I used to be a math geek. When I was a grade school and high school student, I displayed advanced behaviors with regards to numbers and their interrelationships. I nearly attended a technical university in order to continue exploring mathematics.
Funny track for a designer, no?
Today, as someone who designs experiences for other humans, I rely less on my knowledge of numbers and more on my intuition. The ubiquitous head-versus-heart argument has always intrigued me so I recently scoured the web for some additional insight. Here’s a sampling of what I found:
But that means us too, as leaders, need to have the guts to go with our intuition sometimes instead of hiding behind the numbers. Hiding behind the numbers is the easy way, because even if it goes wrong, it’s easy for us to say that with the information we had it seemed pretty clear that that was what we should have tried blah blah blah. What’s harder is making a decision because you feel like it’s the one that needs to be made. Your gut tells you it’s the right one. You won’t have the luxury of hiding behind the numbers if you’re wrong, but at least you’re actually thinking and making decisions instead of doing what the numbers tell you to do. – workplace MOJO
Don’t get me wrong — you need data. You should be gathering all the data you can from the very beginning. But you also need to know that your data is not absolute — it’s incomplete, and you simply don’t have enough of it to base your decisions fully on data. You gather all the inputs you can, but your decision really boils down to both using your head AND trusting your gut. So while there’s no exact formula, when it’s time to make the decision of whether to make a change or stick with your original business plan: gather your data, consider all the advice, and take some time to listen to what your gut has to say. – The Accelerators blog

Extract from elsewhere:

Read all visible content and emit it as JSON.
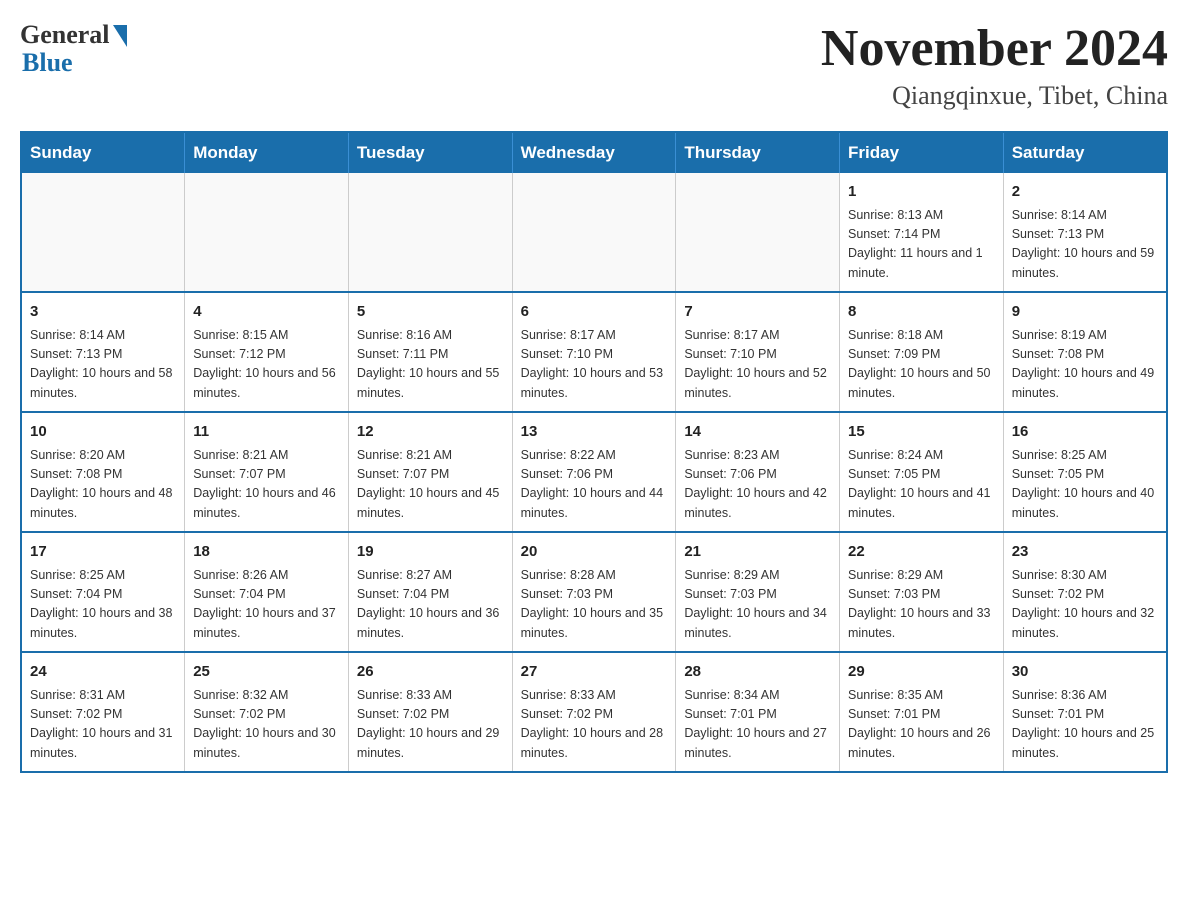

Howard Gardner, a Harvard professor and psychologist, said “gut instinct is basically a form of pattern recognition.” Our brains can process more information on a more sophisticated level than most of us realize. These complex systems — battlefields, financial markets, company cultures and corporate strategies — require a different kind of thinking based on the informed gut. In these situations, you will never collect enough data or be able to weigh every alternative in order to rationalize an analytical decision. However, your subconscious has already amassed sufficient cues to tell your gut how to move forward. All you have to do is listen to it, trust your instincts and make the best decision you can with the limited information available. – Austin Business Journal
You can’t connect the dots looking forward; you can only connect them looking backwards… you have to trust that the dots will somehow connect in your future. You have to trust in something — your gut, destiny, life, karma, whatever. This approach has never let me down, and it has made all the difference in my life. – Steve Jobs, Stanford commencement speech, June 2005
Did you need data to choose your life-partner? How about your alma mater? Was there deep analysis that led you to choose the name of your first-born? Likely, not. But you still can’t tell your board or your leadership team that you need to launch a new service offering, because ‘your gut says so’.” The Reaganesque ‘Trust But Verify’ works for us. Use your guts to lead you to a hypothesis. Use your intuition to decide on how best to verify it. Then, go get the data and build the case to win over your peers and bosses. Sooner or later, the decision-makers will need to trust their guts to make the call. After all, even when the evidence is beyond the shadow of a doubt, the decider needs to take a leap of faith when the time comes to choose.” – Corporater World
In the end, the debate continues, but one strategy remains clear: balance helps with decision-making. Both your gut and the numbers need to play critical roles in both design and business decisions.